The EO emphasizes coordination between federal agencies on environmental reviews and permit decisions, as well as consistency and predictability in those processes, for both major and non-major infrastructure projects. The EO also directs agencies to use “One Federal Decision,” in which each major infrastructure project will have a lead federal agency that navigates the project through the federal environmental review and authorization project; the Council for Environmental Quality (CEQ) and Office of Management and Budget (OMB), in consultation with the FPISC, are to develop the framework for implementing One Federal Decision. The EO also directs the OMB to establish certain agency performance priority goals, guidance for establishing an agency accountability system, and other regulations, guidance, or directives as CEQ deems necessary to “enhance and modernize” the federal environmental review and authorization process. A preliminary list of these CEQ actions is to be developed within 30 days of the EO. Impacts of the EO on permitting and interagency consultations under the Endangered Species Act remain to be seen, but the EO has the potential to substantially alter the federal environmental permitting process for infrastructure projects.
On August 9, 2017, the National Marine Fisheries Service (NMFS) issued a 12-month finding on a petition to list the Pacific bluefin tuna (Thunnus orientalis) as an endangered or threatened species under the Endangered Species Act (ESA), concluding that listing at this time is not warranted.
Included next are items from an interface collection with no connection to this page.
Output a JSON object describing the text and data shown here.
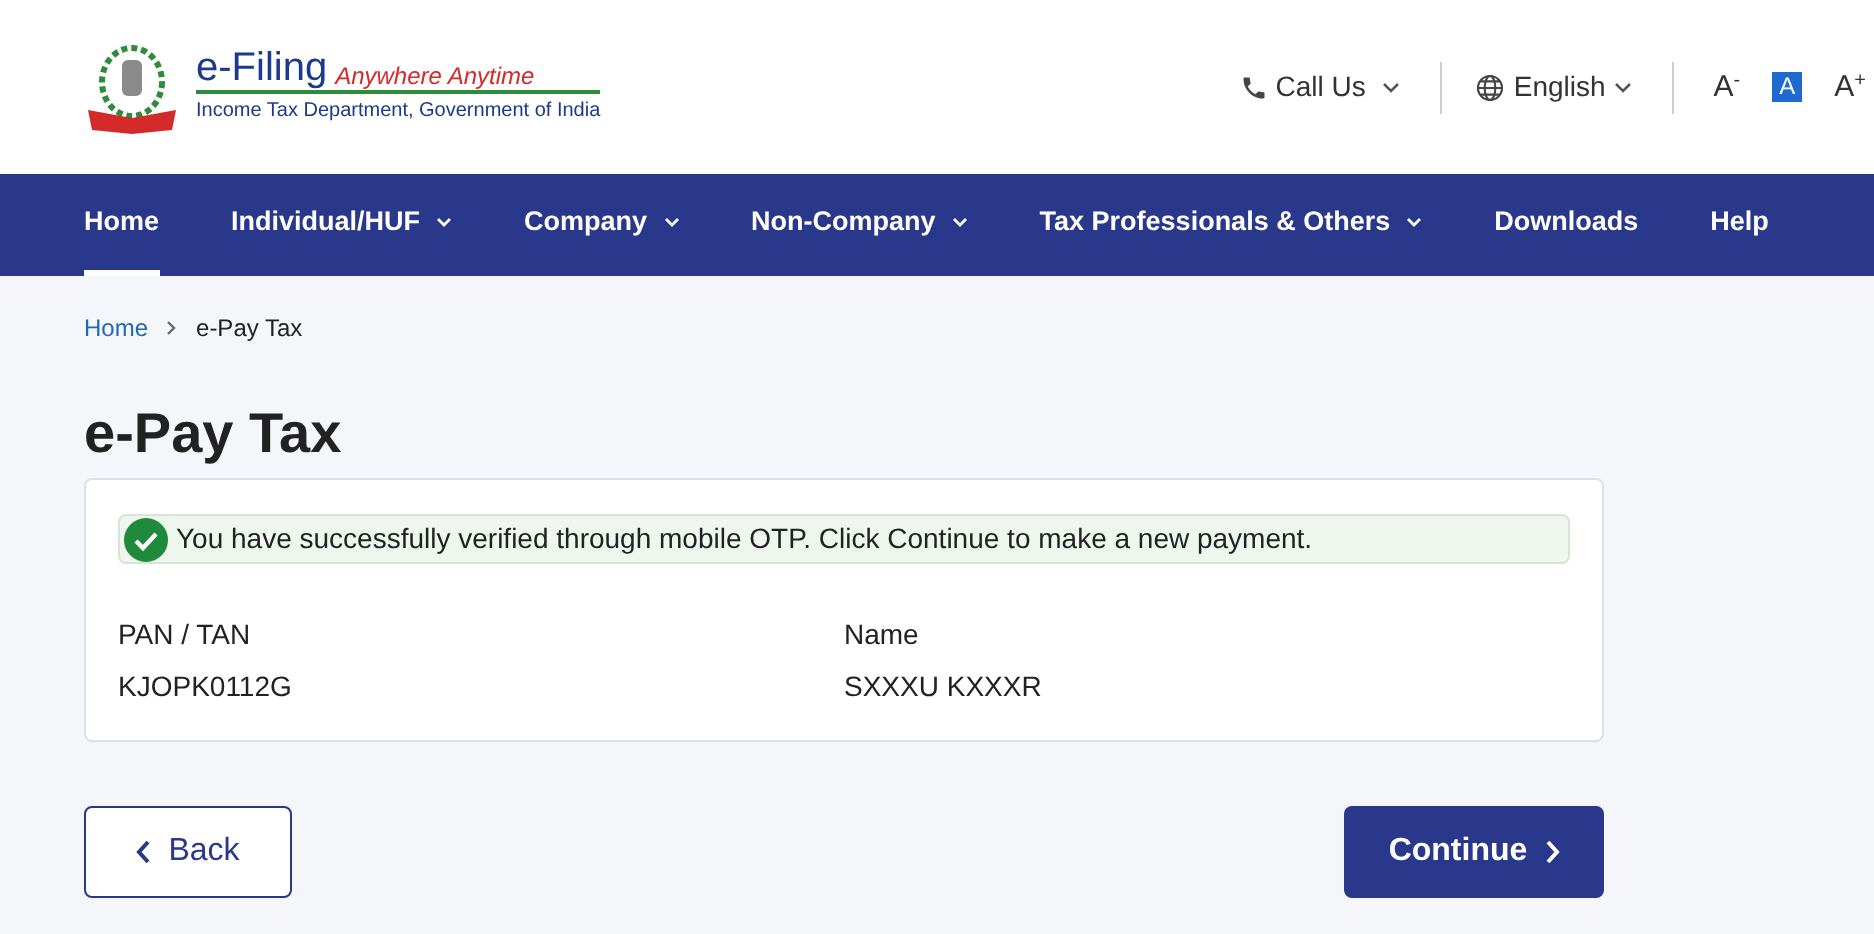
{
  "logo": {
    "title": "e-Filing",
    "tagline": "Anywhere Anytime",
    "subtitle": "Income Tax Department, Government of India"
  },
  "header": {
    "call_us": "Call Us",
    "language": "English",
    "font_sizes": [
      {
        "label": "A",
        "sup": "-",
        "selected": false
      },
      {
        "label": "A",
        "selected": true
      },
      {
        "label": "A",
        "sup": "+",
        "selected": false
      }
    ]
  },
  "nav": [
    {
      "label": "Home",
      "selected": true,
      "dropdown": false
    },
    {
      "label": "Individual/HUF",
      "selected": false,
      "dropdown": true
    },
    {
      "label": "Company",
      "selected": false,
      "dropdown": true
    },
    {
      "label": "Non-Company",
      "selected": false,
      "dropdown": true
    },
    {
      "label": "Tax Professionals & Others",
      "selected": false,
      "dropdown": true
    },
    {
      "label": "Downloads",
      "selected": false,
      "dropdown": false
    },
    {
      "label": "Help",
      "selected": false,
      "dropdown": false
    }
  ],
  "breadcrumb": [
    "Home",
    "e-Pay Tax"
  ],
  "page_title": "e-Pay Tax",
  "alert": "You have successfully verified through mobile OTP. Click Continue to make a new payment.",
  "fields": [
    {
      "label": "PAN / TAN",
      "value": "KJOPK0112G"
    },
    {
      "label": "Name",
      "value": "SXXXU KXXXR"
    }
  ],
  "buttons": {
    "back": "Back",
    "continue": "Continue"
  }
}
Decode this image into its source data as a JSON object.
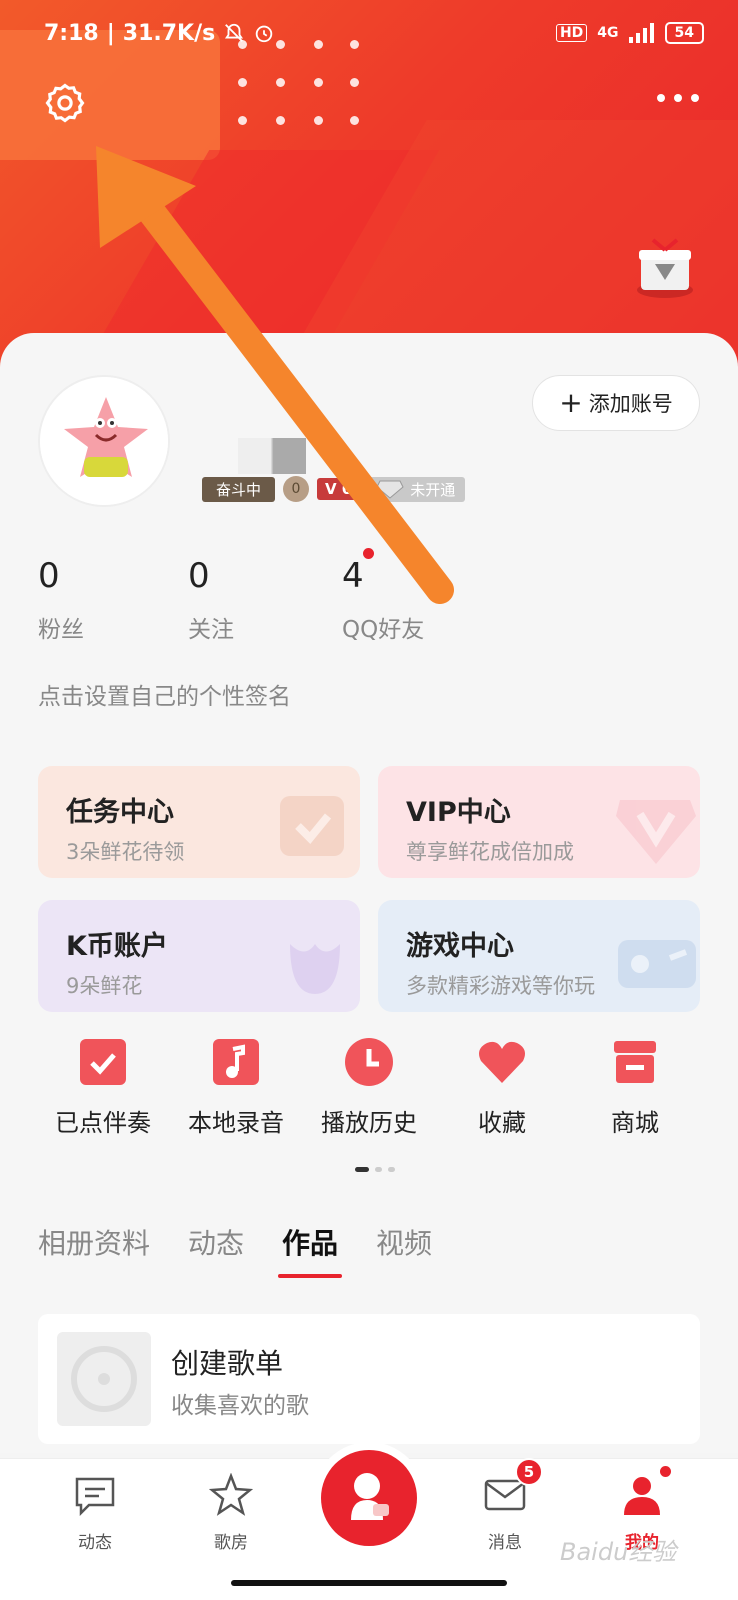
{
  "status_bar": {
    "time": "7:18",
    "speed": "31.7K/s",
    "network": "4G",
    "hd": "HD",
    "battery": "54"
  },
  "header": {
    "settings_icon": "gear-icon",
    "more_icon": "more-dots-icon",
    "gift_icon": "gift-icon"
  },
  "profile": {
    "add_account_label": "添加账号",
    "level_badge": "奋斗中",
    "coin_badge": "0",
    "vip_badge": "V 0",
    "diamond_badge": "未开通",
    "stats": [
      {
        "value": "0",
        "label": "粉丝"
      },
      {
        "value": "0",
        "label": "关注"
      },
      {
        "value": "4",
        "label": "QQ好友"
      }
    ],
    "signature": "点击设置自己的个性签名"
  },
  "tiles": [
    {
      "title": "任务中心",
      "subtitle": "3朵鲜花待领",
      "color": "#fbe7df"
    },
    {
      "title": "VIP中心",
      "subtitle": "尊享鲜花成倍加成",
      "color": "#fde3e6"
    },
    {
      "title": "K币账户",
      "subtitle": "9朵鲜花",
      "color": "#ece5f6"
    },
    {
      "title": "游戏中心",
      "subtitle": "多款精彩游戏等你玩",
      "color": "#e5edf7"
    }
  ],
  "quick_actions": [
    {
      "label": "已点伴奏",
      "icon": "check-square-icon"
    },
    {
      "label": "本地录音",
      "icon": "music-note-icon"
    },
    {
      "label": "播放历史",
      "icon": "clock-icon"
    },
    {
      "label": "收藏",
      "icon": "heart-icon"
    },
    {
      "label": "商城",
      "icon": "shop-icon"
    }
  ],
  "tabs": [
    "相册资料",
    "动态",
    "作品",
    "视频"
  ],
  "active_tab": "作品",
  "playlist": {
    "title": "创建歌单",
    "subtitle": "收集喜欢的歌"
  },
  "bottom_nav": [
    {
      "label": "动态",
      "icon": "chat-icon"
    },
    {
      "label": "歌房",
      "icon": "star-icon"
    },
    {
      "label": "消息",
      "icon": "mail-icon",
      "badge": "5"
    },
    {
      "label": "我的",
      "icon": "person-icon"
    }
  ],
  "watermark": "Baidu经验",
  "accent_color": "#e8232d"
}
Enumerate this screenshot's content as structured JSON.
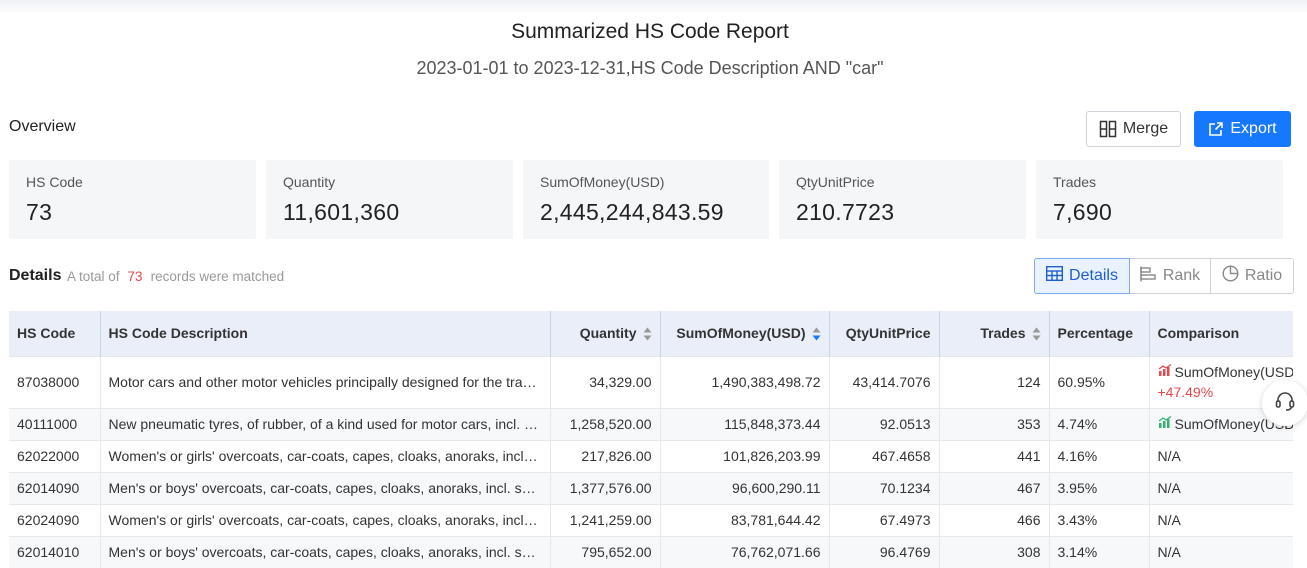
{
  "report": {
    "title": "Summarized HS Code Report",
    "subtitle": "2023-01-01 to 2023-12-31,HS Code Description AND \"car\""
  },
  "overview": {
    "label": "Overview",
    "merge_label": "Merge",
    "export_label": "Export",
    "stats": [
      {
        "label": "HS Code",
        "value": "73"
      },
      {
        "label": "Quantity",
        "value": "11,601,360"
      },
      {
        "label": "SumOfMoney(USD)",
        "value": "2,445,244,843.59"
      },
      {
        "label": "QtyUnitPrice",
        "value": "210.7723"
      },
      {
        "label": "Trades",
        "value": "7,690"
      }
    ]
  },
  "details": {
    "label": "Details",
    "total_prefix": "A total of",
    "total_count": "73",
    "total_suffix": "records were matched",
    "tabs": [
      {
        "label": "Details",
        "icon": "table-icon",
        "active": true
      },
      {
        "label": "Rank",
        "icon": "rank-bars-icon",
        "active": false
      },
      {
        "label": "Ratio",
        "icon": "pie-chart-icon",
        "active": false
      }
    ]
  },
  "table": {
    "headers": {
      "hs_code": "HS Code",
      "description": "HS Code Description",
      "quantity": "Quantity",
      "sum": "SumOfMoney(USD)",
      "unit_price": "QtyUnitPrice",
      "trades": "Trades",
      "percentage": "Percentage",
      "comparison": "Comparison"
    },
    "rows": [
      {
        "hs_code": "87038000",
        "description": "Motor cars and other motor vehicles principally designed for the transport of persons",
        "quantity": "34,329.00",
        "sum": "1,490,383,498.72",
        "unit_price": "43,414.7076",
        "trades": "124",
        "percentage": "60.95%",
        "comparison_label": "SumOfMoney(USD)",
        "comparison_change": "+47.49%"
      },
      {
        "hs_code": "40111000",
        "description": "New pneumatic tyres, of rubber, of a kind used for motor cars, incl. station wagons and racing cars",
        "quantity": "1,258,520.00",
        "sum": "115,848,373.44",
        "unit_price": "92.0513",
        "trades": "353",
        "percentage": "4.74%",
        "comparison_label": "SumOfMoney(USD)",
        "comparison_change": ""
      },
      {
        "hs_code": "62022000",
        "description": "Women's or girls' overcoats, car-coats, capes, cloaks, anoraks, incl. ski jackets",
        "quantity": "217,826.00",
        "sum": "101,826,203.99",
        "unit_price": "467.4658",
        "trades": "441",
        "percentage": "4.16%",
        "comparison_text": "N/A"
      },
      {
        "hs_code": "62014090",
        "description": "Men's or boys' overcoats, car-coats, capes, cloaks, anoraks, incl. ski jackets",
        "quantity": "1,377,576.00",
        "sum": "96,600,290.11",
        "unit_price": "70.1234",
        "trades": "467",
        "percentage": "3.95%",
        "comparison_text": "N/A"
      },
      {
        "hs_code": "62024090",
        "description": "Women's or girls' overcoats, car-coats, capes, cloaks, anoraks, incl. ski jackets",
        "quantity": "1,241,259.00",
        "sum": "83,781,644.42",
        "unit_price": "67.4973",
        "trades": "466",
        "percentage": "3.43%",
        "comparison_text": "N/A"
      },
      {
        "hs_code": "62014010",
        "description": "Men's or boys' overcoats, car-coats, capes, cloaks, anoraks, incl. ski jackets",
        "quantity": "795,652.00",
        "sum": "76,762,071.66",
        "unit_price": "96.4769",
        "trades": "308",
        "percentage": "3.14%",
        "comparison_text": "N/A"
      }
    ]
  },
  "colors": {
    "accent": "#1677ff",
    "header_bg": "#e9eef9",
    "card_bg": "#f5f6f8",
    "positive_change": "#e5484d",
    "trend_up_icon": "#e5484d",
    "trend_neutral_icon": "#2fb36d"
  }
}
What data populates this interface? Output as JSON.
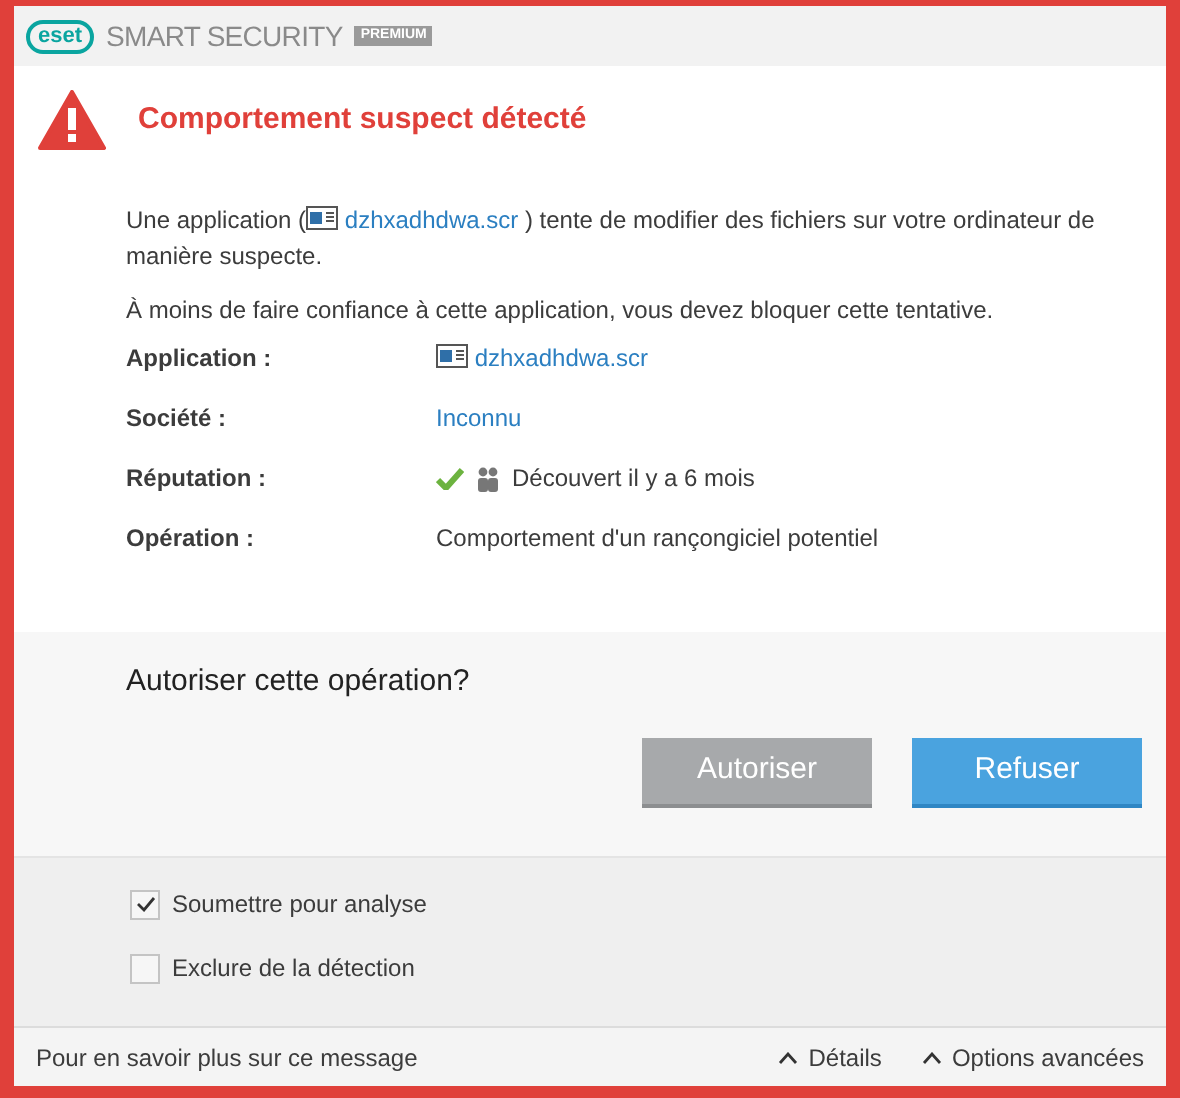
{
  "header": {
    "logo": "eset",
    "product": "SMART SECURITY",
    "edition": "PREMIUM"
  },
  "alert": {
    "title": "Comportement suspect détecté"
  },
  "message": {
    "before": "Une application (",
    "link": "dzhxadhdwa.scr",
    "after": " ) tente de modifier des fichiers sur votre ordinateur de manière suspecte."
  },
  "advice": "À moins de faire confiance à cette application, vous devez bloquer cette tentative.",
  "details": [
    {
      "label": "Application :",
      "kind": "file",
      "value": "dzhxadhdwa.scr"
    },
    {
      "label": "Société :",
      "kind": "link",
      "value": "Inconnu"
    },
    {
      "label": "Réputation :",
      "kind": "reputation",
      "value": "Découvert il y a 6 mois"
    },
    {
      "label": "Opération :",
      "kind": "text",
      "value": "Comportement d'un rançongiciel potentiel"
    }
  ],
  "question": "Autoriser cette opération?",
  "buttons": [
    {
      "label": "Autoriser",
      "kind": "secondary"
    },
    {
      "label": "Refuser",
      "kind": "primary"
    }
  ],
  "options": [
    {
      "label": "Soumettre pour analyse",
      "checked": true
    },
    {
      "label": "Exclure de la détection",
      "checked": false
    }
  ],
  "footer": {
    "learn_more": "Pour en savoir plus sur ce message",
    "toggles": [
      "Détails",
      "Options avancées"
    ]
  }
}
NMFS determined that the species is not endangered throughout all or a significant portion of its range, and that it is not likely to become endangered in the foreseeable future.
NMFS’s 12-month finding follows the Center for Biological Diversity’s June 20, 2016 petition to list the Pacific bluefin tuna as threatened under the ESA. NMFS evaluated 25 distinct threats, including overharvest, climate change, and water pollution, to the Pacific bluefin tuna and determined that, while the species’ population is near historical lows, it is estimated to include more than 1.6 million individuals with at least 143,000 adult males as of 2014. Moreover, NMFS concluded that 2014 management changes addressed concerns about the risk of overfishing.